Monarch butterfly nectaring lantana, while a digger bee, Anthophora urbana, heads toward it. (Photo by Kathy Keatley Garvey)
If that word is not in your everyday vocabulary, just think of a symbiotic relationship where one organism transports another organism of a different species for the benefit of both.
And there you have it--at least part of it--of what evolutionary ecologist Leslie Saul-Gershenz of the University of California, Davis, is doing.
Saul-Gershenz researches a species of digger bee, Habropoda pallida, a solitary ground-nesting bee, and its nest parasite, a blister beetle, Meloe franciscanus, found in the Mojave Desert ecosystem.
She and Neal Williams (her major professor) of UC Davis and Jocelyn Millar of UC Riverside just received a grant to study digger bee ecology and conservation. They're working with SaveNature.Org, which Saul-Gershenz co-founded.
The relationship between the bee and the blister beetle is part of it.
What's this symbiotic relationship about? The larvae of the parasitic blister beetle produce a chemical cue or a pheromone similar to that of a female solitary bee to lure males to the larval aggregation. The larvae attach to the male bee and then transfer to the female during mating. The end result: the larvae wind up in the nest of a female bee, where they eat the nest provisions and likely the host egg, Saul-Gershenz says.
Like to read more about this exciting research? Saul-Gershenz and Millar published their blister beetle/digger bee work, "Phoretic Nest Parasites Use Sexual Deception to Obtain Transport to their Host's Nest," in the Proceedings of the National Academy of Sciences (PNAS, 2006).
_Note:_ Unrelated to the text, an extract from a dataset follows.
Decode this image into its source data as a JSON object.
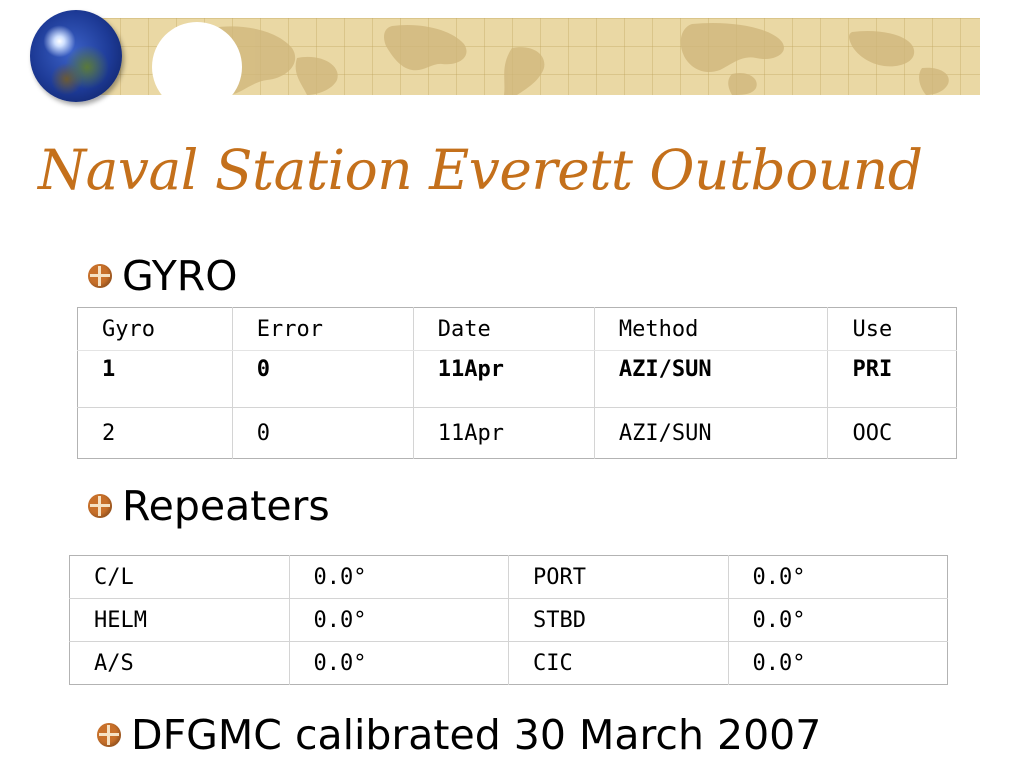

That led Pulitzer Prize-winning author Natalie Angier to feature their work in "The Art of Deception," published in the August 2009 edition of the National Geographic magazine. Most recently, U. S. Department of Agriculture (USDA) Forest Service entomologist Michael Ulyshen, writing for the Journal of Natural History, mentioned their work in "Bugback Riding: Transportation for the Masses" (September 2011).
Saul-Gershenz said she became interested in the subject while she was a graduate student at San Francisco State University. She wrote "Beetle Larvae Cooperate to Mimic Bees" in the journal Nature (2000).
Of her newest grant, she says: “Our preliminary data show that the blister beetle exploits four other native California bees including important pollinators in the genus Habropoda and Anthophora." Historically, M. franciscanus was known to be a nest parasite of Anthophora edwardsii distributed throughout California.
You may know Saul-Gershenz as a past president of the Pacific Coast Entomological Society. In 1991, she became the first female president in its 91-year history.
Larvae of a blister beetle, Meloe franciscanus, on a digger bee, Habropoda pallida. (Photo by Leslie Saul-Gershenz, used with permission)
Digger bee, Habropoda pallida, a solitary ground-nesting bee, on Borrego milkvetch. (Photo by Leslie Saul-Gershenz, used with permission)